(Source records)
----

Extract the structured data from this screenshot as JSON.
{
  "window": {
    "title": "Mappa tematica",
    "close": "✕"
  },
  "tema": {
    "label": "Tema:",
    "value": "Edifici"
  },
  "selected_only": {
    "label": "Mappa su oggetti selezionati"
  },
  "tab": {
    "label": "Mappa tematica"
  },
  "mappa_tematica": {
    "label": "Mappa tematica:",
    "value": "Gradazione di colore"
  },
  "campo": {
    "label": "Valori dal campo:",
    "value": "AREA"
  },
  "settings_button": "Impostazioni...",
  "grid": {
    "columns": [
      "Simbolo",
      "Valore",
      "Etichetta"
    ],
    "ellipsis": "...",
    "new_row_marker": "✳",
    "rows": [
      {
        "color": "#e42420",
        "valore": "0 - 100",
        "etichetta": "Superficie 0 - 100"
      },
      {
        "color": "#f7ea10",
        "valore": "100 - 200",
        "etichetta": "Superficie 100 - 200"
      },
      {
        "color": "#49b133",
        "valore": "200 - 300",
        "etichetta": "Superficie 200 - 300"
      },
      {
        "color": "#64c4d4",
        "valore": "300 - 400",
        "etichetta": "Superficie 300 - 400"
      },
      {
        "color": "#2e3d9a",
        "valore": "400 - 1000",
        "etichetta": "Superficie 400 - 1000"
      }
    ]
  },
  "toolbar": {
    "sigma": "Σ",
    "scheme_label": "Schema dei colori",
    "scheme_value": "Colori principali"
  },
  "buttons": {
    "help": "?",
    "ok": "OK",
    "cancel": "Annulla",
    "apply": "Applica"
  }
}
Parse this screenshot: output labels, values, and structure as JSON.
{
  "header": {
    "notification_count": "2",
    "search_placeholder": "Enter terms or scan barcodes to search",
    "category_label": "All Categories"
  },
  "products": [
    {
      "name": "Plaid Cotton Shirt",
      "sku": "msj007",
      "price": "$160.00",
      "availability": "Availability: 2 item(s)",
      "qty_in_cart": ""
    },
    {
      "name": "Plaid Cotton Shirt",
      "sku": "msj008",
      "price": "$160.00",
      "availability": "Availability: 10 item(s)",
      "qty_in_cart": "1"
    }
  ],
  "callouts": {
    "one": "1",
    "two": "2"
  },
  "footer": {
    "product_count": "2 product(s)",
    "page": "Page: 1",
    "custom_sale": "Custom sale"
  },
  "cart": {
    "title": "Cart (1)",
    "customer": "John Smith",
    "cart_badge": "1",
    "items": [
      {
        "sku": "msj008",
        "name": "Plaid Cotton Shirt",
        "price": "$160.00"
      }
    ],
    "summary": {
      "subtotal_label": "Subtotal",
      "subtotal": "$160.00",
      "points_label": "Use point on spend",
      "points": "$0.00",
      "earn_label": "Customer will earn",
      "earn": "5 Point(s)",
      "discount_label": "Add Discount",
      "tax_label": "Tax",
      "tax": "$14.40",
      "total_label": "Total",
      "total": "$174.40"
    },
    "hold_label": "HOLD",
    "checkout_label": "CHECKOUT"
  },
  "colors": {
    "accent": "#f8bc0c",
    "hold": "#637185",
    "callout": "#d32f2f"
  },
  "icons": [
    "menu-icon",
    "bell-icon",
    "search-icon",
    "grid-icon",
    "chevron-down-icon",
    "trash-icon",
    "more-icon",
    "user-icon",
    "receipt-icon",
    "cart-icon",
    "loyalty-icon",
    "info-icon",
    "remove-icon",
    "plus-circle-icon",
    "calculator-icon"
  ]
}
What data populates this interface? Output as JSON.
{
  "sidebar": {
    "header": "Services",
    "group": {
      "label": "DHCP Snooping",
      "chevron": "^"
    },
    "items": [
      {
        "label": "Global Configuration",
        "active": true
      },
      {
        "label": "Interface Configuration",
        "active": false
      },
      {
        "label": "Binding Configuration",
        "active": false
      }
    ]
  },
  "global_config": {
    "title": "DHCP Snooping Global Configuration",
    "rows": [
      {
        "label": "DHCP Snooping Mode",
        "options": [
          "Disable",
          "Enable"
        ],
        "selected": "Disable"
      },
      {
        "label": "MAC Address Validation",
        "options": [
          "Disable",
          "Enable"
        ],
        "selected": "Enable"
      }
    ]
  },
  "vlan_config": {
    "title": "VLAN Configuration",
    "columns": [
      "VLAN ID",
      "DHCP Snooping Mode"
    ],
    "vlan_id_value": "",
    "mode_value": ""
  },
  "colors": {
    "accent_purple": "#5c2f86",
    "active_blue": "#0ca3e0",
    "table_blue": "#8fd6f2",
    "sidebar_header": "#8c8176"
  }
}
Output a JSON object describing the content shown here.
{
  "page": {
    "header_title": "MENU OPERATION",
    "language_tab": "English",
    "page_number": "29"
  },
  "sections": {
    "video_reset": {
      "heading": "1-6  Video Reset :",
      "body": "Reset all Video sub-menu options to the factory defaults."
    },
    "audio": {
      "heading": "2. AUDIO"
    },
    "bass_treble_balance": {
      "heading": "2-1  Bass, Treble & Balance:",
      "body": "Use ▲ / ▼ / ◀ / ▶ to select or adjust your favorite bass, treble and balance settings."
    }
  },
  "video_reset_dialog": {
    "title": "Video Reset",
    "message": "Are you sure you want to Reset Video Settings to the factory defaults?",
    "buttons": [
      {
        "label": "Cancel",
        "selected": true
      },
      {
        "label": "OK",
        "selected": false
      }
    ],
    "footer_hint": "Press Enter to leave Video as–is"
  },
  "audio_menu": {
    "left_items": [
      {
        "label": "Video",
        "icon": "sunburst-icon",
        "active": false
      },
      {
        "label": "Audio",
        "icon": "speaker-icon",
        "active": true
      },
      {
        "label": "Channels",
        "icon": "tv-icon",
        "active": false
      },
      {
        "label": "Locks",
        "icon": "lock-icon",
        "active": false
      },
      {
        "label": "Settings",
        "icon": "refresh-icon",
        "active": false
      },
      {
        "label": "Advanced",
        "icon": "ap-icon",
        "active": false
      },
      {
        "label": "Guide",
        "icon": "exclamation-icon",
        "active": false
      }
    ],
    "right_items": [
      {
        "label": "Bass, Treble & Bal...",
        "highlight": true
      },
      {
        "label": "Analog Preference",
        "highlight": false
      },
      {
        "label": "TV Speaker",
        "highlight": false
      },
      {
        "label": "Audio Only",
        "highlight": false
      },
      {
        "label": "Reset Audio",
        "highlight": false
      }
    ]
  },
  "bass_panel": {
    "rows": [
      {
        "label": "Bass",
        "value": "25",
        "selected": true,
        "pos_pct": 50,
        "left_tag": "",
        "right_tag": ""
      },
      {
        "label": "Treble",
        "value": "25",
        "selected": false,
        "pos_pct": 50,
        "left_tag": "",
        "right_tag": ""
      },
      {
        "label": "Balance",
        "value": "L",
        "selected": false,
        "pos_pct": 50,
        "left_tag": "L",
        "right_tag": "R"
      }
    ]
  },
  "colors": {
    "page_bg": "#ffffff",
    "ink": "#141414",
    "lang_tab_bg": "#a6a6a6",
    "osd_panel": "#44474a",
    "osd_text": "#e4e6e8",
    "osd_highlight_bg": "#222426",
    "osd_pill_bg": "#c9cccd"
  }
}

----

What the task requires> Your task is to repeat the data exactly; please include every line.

Solution for this exercise>
Extract the structured data from this screenshot as JSON.
{
  "window": {
    "title": "Mappa tematica",
    "close": "✕"
  },
  "tema": {
    "label": "Tema:",
    "value": "Edifici"
  },
  "selected_only": {
    "label": "Mappa su oggetti selezionati"
  },
  "tab": {
    "label": "Mappa tematica"
  },
  "mappa_tematica": {
    "label": "Mappa tematica:",
    "value": "Gradazione di colore"
  },
  "campo": {
    "label": "Valori dal campo:",
    "value": "AREA"
  },
  "settings_button": "Impostazioni...",
  "grid": {
    "columns": [
      "Simbolo",
      "Valore",
      "Etichetta"
    ],
    "ellipsis": "...",
    "new_row_marker": "✳",
    "rows": [
      {
        "color": "#e42420",
        "valore": "0 - 100",
        "etichetta": "Superficie 0 - 100"
      },
      {
        "color": "#f7ea10",
        "valore": "100 - 200",
        "etichetta": "Superficie 100 - 200"
      },
      {
        "color": "#49b133",
        "valore": "200 - 300",
        "etichetta": "Superficie 200 - 300"
      },
      {
        "color": "#64c4d4",
        "valore": "300 - 400",
        "etichetta": "Superficie 300 - 400"
      },
      {
        "color": "#2e3d9a",
        "valore": "400 - 1000",
        "etichetta": "Superficie 400 - 1000"
      }
    ]
  },
  "toolbar": {
    "sigma": "Σ",
    "scheme_label": "Schema dei colori",
    "scheme_value": "Colori principali"
  },
  "buttons": {
    "help": "?",
    "ok": "OK",
    "cancel": "Annulla",
    "apply": "Applica"
  }
}
Parse this screenshot: output labels, values, and structure as JSON.
{
  "header": {
    "notification_count": "2",
    "search_placeholder": "Enter terms or scan barcodes to search",
    "category_label": "All Categories"
  },
  "products": [
    {
      "name": "Plaid Cotton Shirt",
      "sku": "msj007",
      "price": "$160.00",
      "availability": "Availability: 2 item(s)",
      "qty_in_cart": ""
    },
    {
      "name": "Plaid Cotton Shirt",
      "sku": "msj008",
      "price": "$160.00",
      "availability": "Availability: 10 item(s)",
      "qty_in_cart": "1"
    }
  ],
  "callouts": {
    "one": "1",
    "two": "2"
  },
  "footer": {
    "product_count": "2 product(s)",
    "page": "Page: 1",
    "custom_sale": "Custom sale"
  },
  "cart": {
    "title": "Cart (1)",
    "customer": "John Smith",
    "cart_badge": "1",
    "items": [
      {
        "sku": "msj008",
        "name": "Plaid Cotton Shirt",
        "price": "$160.00"
      }
    ],
    "summary": {
      "subtotal_label": "Subtotal",
      "subtotal": "$160.00",
      "points_label": "Use point on spend",
      "points": "$0.00",
      "earn_label": "Customer will earn",
      "earn": "5 Point(s)",
      "discount_label": "Add Discount",
      "tax_label": "Tax",
      "tax": "$14.40",
      "total_label": "Total",
      "total": "$174.40"
    },
    "hold_label": "HOLD",
    "checkout_label": "CHECKOUT"
  },
  "colors": {
    "accent": "#f8bc0c",
    "hold": "#637185",
    "callout": "#d32f2f"
  },
  "icons": [
    "menu-icon",
    "bell-icon",
    "search-icon",
    "grid-icon",
    "chevron-down-icon",
    "trash-icon",
    "more-icon",
    "user-icon",
    "receipt-icon",
    "cart-icon",
    "loyalty-icon",
    "info-icon",
    "remove-icon",
    "plus-circle-icon",
    "calculator-icon"
  ]
}
What data populates this interface? Output as JSON.
{
  "sidebar": {
    "header": "Services",
    "group": {
      "label": "DHCP Snooping",
      "chevron": "^"
    },
    "items": [
      {
        "label": "Global Configuration",
        "active": true
      },
      {
        "label": "Interface Configuration",
        "active": false
      },
      {
        "label": "Binding Configuration",
        "active": false
      }
    ]
  },
  "global_config": {
    "title": "DHCP Snooping Global Configuration",
    "rows": [
      {
        "label": "DHCP Snooping Mode",
        "options": [
          "Disable",
          "Enable"
        ],
        "selected": "Disable"
      },
      {
        "label": "MAC Address Validation",
        "options": [
          "Disable",
          "Enable"
        ],
        "selected": "Enable"
      }
    ]
  },
  "vlan_config": {
    "title": "VLAN Configuration",
    "columns": [
      "VLAN ID",
      "DHCP Snooping Mode"
    ],
    "vlan_id_value": "",
    "mode_value": ""
  },
  "colors": {
    "accent_purple": "#5c2f86",
    "active_blue": "#0ca3e0",
    "table_blue": "#8fd6f2",
    "sidebar_header": "#8c8176"
  }
}
Output a JSON object describing the content shown here.
{
  "page": {
    "header_title": "MENU OPERATION",
    "language_tab": "English",
    "page_number": "29"
  },
  "sections": {
    "video_reset": {
      "heading": "1-6  Video Reset :",
      "body": "Reset all Video sub-menu options to the factory defaults."
    },
    "audio": {
      "heading": "2. AUDIO"
    },
    "bass_treble_balance": {
      "heading": "2-1  Bass, Treble & Balance:",
      "body": "Use ▲ / ▼ / ◀ / ▶ to select or adjust your favorite bass, treble and balance settings."
    }
  },
  "video_reset_dialog": {
    "title": "Video Reset",
    "message": "Are you sure you want to Reset Video Settings to the factory defaults?",
    "buttons": [
      {
        "label": "Cancel",
        "selected": true
      },
      {
        "label": "OK",
        "selected": false
      }
    ],
    "footer_hint": "Press Enter to leave Video as–is"
  },
  "audio_menu": {
    "left_items": [
      {
        "label": "Video",
        "icon": "sunburst-icon",
        "active": false
      },
      {
        "label": "Audio",
        "icon": "speaker-icon",
        "active": true
      },
      {
        "label": "Channels",
        "icon": "tv-icon",
        "active": false
      },
      {
        "label": "Locks",
        "icon": "lock-icon",
        "active": false
      },
      {
        "label": "Settings",
        "icon": "refresh-icon",
        "active": false
      },
      {
        "label": "Advanced",
        "icon": "ap-icon",
        "active": false
      },
      {
        "label": "Guide",
        "icon": "exclamation-icon",
        "active": false
      }
    ],
    "right_items": [
      {
        "label": "Bass, Treble & Bal...",
        "highlight": true
      },
      {
        "label": "Analog Preference",
        "highlight": false
      },
      {
        "label": "TV Speaker",
        "highlight": false
      },
      {
        "label": "Audio Only",
        "highlight": false
      },
      {
        "label": "Reset Audio",
        "highlight": false
      }
    ]
  },
  "bass_panel": {
    "rows": [
      {
        "label": "Bass",
        "value": "25",
        "selected": true,
        "pos_pct": 50,
        "left_tag": "",
        "right_tag": ""
      },
      {
        "label": "Treble",
        "value": "25",
        "selected": false,
        "pos_pct": 50,
        "left_tag": "",
        "right_tag": ""
      },
      {
        "label": "Balance",
        "value": "L",
        "selected": false,
        "pos_pct": 50,
        "left_tag": "L",
        "right_tag": "R"
      }
    ]
  },
  "colors": {
    "page_bg": "#ffffff",
    "ink": "#141414",
    "lang_tab_bg": "#a6a6a6",
    "osd_panel": "#44474a",
    "osd_text": "#e4e6e8",
    "osd_highlight_bg": "#222426",
    "osd_pill_bg": "#c9cccd"
  }
}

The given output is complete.